= ACTIVITY =
Once you have checked each line below for the word "comment", give the number of lines that have it and nothing further.

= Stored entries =
# # # # #

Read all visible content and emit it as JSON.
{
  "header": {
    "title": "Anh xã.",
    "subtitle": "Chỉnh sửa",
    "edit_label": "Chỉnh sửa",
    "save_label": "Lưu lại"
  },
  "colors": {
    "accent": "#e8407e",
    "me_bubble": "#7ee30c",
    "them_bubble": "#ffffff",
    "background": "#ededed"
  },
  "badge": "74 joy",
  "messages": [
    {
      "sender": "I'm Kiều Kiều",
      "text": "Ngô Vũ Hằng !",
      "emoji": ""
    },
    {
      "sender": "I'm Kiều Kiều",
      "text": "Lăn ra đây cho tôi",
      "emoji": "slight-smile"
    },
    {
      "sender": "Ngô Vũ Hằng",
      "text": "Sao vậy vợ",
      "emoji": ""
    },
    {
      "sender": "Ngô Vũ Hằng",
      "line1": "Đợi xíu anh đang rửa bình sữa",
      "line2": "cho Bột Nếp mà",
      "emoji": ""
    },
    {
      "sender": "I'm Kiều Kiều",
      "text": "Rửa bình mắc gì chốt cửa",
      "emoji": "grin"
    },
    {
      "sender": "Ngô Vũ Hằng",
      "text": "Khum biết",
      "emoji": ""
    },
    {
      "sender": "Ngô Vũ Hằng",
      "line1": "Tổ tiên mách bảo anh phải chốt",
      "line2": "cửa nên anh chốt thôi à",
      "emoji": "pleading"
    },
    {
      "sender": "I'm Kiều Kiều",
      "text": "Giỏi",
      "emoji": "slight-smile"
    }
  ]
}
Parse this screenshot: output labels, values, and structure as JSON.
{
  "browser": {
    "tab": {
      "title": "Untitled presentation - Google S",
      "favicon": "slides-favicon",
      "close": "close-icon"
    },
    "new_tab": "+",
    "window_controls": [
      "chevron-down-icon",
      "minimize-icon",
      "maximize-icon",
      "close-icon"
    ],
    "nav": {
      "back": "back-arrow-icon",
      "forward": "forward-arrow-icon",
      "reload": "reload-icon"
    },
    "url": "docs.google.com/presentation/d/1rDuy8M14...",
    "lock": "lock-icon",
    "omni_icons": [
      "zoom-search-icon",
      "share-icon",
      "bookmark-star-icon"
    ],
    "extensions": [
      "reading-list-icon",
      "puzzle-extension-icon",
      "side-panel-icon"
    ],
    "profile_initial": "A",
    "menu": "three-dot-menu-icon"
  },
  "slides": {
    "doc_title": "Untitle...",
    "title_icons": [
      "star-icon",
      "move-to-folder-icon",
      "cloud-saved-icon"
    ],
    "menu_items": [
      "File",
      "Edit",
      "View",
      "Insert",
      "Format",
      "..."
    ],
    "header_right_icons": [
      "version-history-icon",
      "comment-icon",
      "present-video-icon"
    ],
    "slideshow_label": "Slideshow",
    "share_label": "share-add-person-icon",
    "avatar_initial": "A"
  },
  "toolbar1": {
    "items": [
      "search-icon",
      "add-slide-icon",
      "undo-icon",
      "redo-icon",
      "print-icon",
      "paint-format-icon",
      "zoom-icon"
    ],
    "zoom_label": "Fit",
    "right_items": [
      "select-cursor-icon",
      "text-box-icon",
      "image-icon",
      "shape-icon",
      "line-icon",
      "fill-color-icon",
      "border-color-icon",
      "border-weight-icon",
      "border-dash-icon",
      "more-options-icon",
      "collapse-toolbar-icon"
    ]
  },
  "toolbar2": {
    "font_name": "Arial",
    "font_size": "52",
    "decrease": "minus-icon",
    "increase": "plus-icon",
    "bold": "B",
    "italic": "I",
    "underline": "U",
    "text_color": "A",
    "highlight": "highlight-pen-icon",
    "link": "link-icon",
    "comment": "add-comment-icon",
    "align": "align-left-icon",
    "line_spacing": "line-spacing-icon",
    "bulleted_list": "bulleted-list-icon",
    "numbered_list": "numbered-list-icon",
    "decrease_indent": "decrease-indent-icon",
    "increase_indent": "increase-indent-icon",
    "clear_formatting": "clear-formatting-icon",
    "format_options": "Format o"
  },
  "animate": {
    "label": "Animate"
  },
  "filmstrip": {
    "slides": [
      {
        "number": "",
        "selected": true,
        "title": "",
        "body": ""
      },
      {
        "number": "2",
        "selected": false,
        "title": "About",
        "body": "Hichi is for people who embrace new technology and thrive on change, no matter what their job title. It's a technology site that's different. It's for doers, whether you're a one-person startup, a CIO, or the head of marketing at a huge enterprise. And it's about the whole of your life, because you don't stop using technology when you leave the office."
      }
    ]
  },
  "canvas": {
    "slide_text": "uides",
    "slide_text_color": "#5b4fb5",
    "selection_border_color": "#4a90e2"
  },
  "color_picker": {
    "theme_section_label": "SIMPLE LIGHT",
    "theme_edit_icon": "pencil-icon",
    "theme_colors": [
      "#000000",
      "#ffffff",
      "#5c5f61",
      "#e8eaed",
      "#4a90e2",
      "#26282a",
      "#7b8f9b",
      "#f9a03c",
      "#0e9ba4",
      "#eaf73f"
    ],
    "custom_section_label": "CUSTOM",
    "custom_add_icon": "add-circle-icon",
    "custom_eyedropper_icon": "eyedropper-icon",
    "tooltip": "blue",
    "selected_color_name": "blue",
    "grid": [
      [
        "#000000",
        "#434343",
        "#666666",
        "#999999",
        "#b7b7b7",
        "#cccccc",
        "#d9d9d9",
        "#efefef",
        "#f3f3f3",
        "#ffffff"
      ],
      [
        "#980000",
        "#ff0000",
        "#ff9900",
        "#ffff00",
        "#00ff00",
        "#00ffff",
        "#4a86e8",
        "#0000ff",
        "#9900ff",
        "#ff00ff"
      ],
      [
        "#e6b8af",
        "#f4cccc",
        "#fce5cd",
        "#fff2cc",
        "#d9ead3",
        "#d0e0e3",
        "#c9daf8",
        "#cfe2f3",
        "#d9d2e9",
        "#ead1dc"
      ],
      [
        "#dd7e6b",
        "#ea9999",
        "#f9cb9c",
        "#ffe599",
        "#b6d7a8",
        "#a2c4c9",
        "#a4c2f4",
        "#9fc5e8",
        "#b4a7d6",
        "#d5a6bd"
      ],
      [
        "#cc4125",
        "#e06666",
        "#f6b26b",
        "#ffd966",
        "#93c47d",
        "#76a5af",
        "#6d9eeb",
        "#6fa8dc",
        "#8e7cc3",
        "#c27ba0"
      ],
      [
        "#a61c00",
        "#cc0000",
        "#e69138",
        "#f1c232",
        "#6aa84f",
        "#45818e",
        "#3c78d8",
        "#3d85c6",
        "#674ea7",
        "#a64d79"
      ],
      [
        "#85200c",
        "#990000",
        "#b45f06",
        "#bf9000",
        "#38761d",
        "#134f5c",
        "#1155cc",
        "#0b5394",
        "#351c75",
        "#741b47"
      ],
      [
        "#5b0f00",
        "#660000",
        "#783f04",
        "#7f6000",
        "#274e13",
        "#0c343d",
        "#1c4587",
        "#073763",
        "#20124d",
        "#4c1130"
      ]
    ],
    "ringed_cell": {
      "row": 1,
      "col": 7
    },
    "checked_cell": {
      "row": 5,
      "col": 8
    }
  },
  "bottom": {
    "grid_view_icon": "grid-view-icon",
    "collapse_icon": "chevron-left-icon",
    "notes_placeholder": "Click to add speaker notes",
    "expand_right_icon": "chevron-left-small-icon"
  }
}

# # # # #

= RESULT OF THIS TASK =
2